## Collected data
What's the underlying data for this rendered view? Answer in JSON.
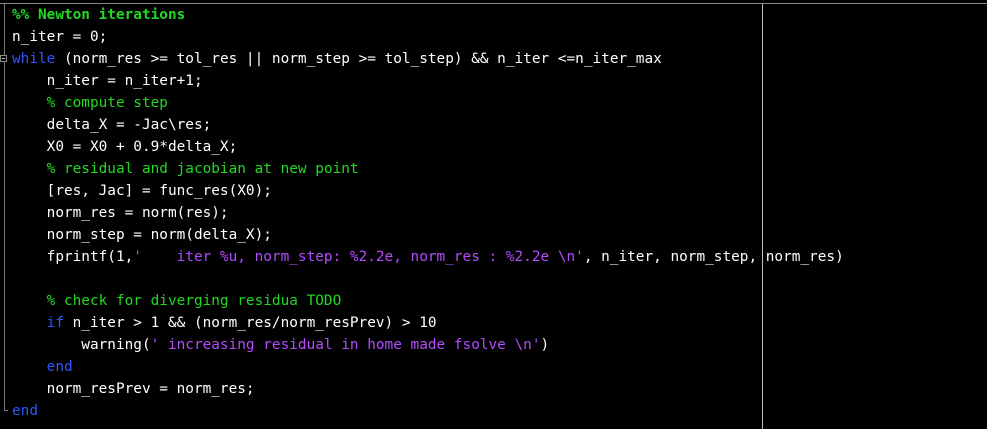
{
  "editor": {
    "colors": {
      "background": "#000000",
      "text": "#ffffff",
      "keyword": "#2f56ff",
      "comment": "#22d822",
      "string": "#b44bff"
    },
    "lines": [
      [
        {
          "t": "%% Newton iterations",
          "c": "cell"
        }
      ],
      [
        {
          "t": "n_iter = 0;",
          "c": "txt"
        }
      ],
      [
        {
          "t": "while",
          "c": "kw"
        },
        {
          "t": " (norm_res >= tol_res || norm_step >= tol_step) && n_iter <=n_iter_max",
          "c": "txt"
        }
      ],
      [
        {
          "t": "    n_iter = n_iter+1;",
          "c": "txt"
        }
      ],
      [
        {
          "t": "    ",
          "c": "txt"
        },
        {
          "t": "% compute step",
          "c": "cm"
        }
      ],
      [
        {
          "t": "    delta_X = -Jac\\res;",
          "c": "txt"
        }
      ],
      [
        {
          "t": "    X0 = X0 + 0.9*delta_X;",
          "c": "txt"
        }
      ],
      [
        {
          "t": "    ",
          "c": "txt"
        },
        {
          "t": "% residual and jacobian at new point",
          "c": "cm"
        }
      ],
      [
        {
          "t": "    [res, Jac] = func_res(X0);",
          "c": "txt"
        }
      ],
      [
        {
          "t": "    norm_res = norm(res);",
          "c": "txt"
        }
      ],
      [
        {
          "t": "    norm_step = norm(delta_X);",
          "c": "txt"
        }
      ],
      [
        {
          "t": "    fprintf(1,",
          "c": "txt"
        },
        {
          "t": "'    iter %u, norm_step: %2.2e, norm_res : %2.2e \\n'",
          "c": "str"
        },
        {
          "t": ", n_iter, norm_step, norm_res)",
          "c": "txt"
        }
      ],
      [
        {
          "t": "",
          "c": "txt"
        }
      ],
      [
        {
          "t": "    ",
          "c": "txt"
        },
        {
          "t": "% check for diverging residua TODO",
          "c": "cm"
        }
      ],
      [
        {
          "t": "    ",
          "c": "txt"
        },
        {
          "t": "if",
          "c": "kw"
        },
        {
          "t": " n_iter > 1 && (norm_res/norm_resPrev) > 10",
          "c": "txt"
        }
      ],
      [
        {
          "t": "        warning(",
          "c": "txt"
        },
        {
          "t": "' increasing residual in home made fsolve \\n'",
          "c": "str"
        },
        {
          "t": ")",
          "c": "txt"
        }
      ],
      [
        {
          "t": "    ",
          "c": "txt"
        },
        {
          "t": "end",
          "c": "kw"
        }
      ],
      [
        {
          "t": "    norm_resPrev = norm_res;",
          "c": "txt"
        }
      ],
      [
        {
          "t": "end",
          "c": "kw"
        }
      ]
    ]
  }
}
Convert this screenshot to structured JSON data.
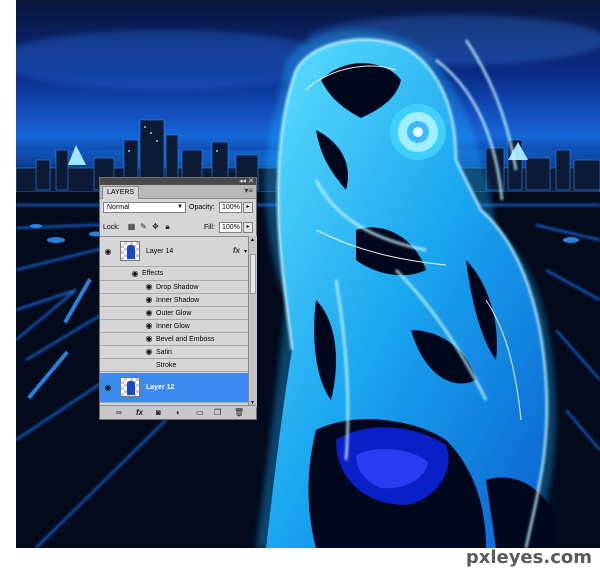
{
  "panel": {
    "tab": "LAYERS",
    "blend_mode": "Normal",
    "opacity_label": "Opacity:",
    "opacity_value": "100%",
    "lock_label": "Lock:",
    "fill_label": "Fill:",
    "fill_value": "100%",
    "layers": [
      {
        "name": "Layer 14",
        "fx": "fx",
        "selected": false
      },
      {
        "name": "Layer 12",
        "selected": true
      }
    ],
    "effects_label": "Effects",
    "effects": [
      "Drop Shadow",
      "Inner Shadow",
      "Outer Glow",
      "Inner Glow",
      "Bevel and Emboss",
      "Satin",
      "Stroke"
    ]
  },
  "icons": {
    "eye": "eye-icon",
    "collapse": "double-chevron-icon",
    "close": "close-icon",
    "menu": "panel-menu-icon",
    "link": "link-layers-icon",
    "fx": "add-layer-style-icon",
    "mask": "add-mask-icon",
    "adjust": "adjustment-layer-icon",
    "group": "new-group-icon",
    "new": "new-layer-icon",
    "trash": "trash-icon"
  },
  "watermark": "pxleyes.com",
  "colors": {
    "selection": "#3d8af0",
    "glow": "#4fd8ff",
    "panel_bg": "#d6d6d6"
  }
}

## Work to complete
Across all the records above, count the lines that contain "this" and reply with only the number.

## Written solution
2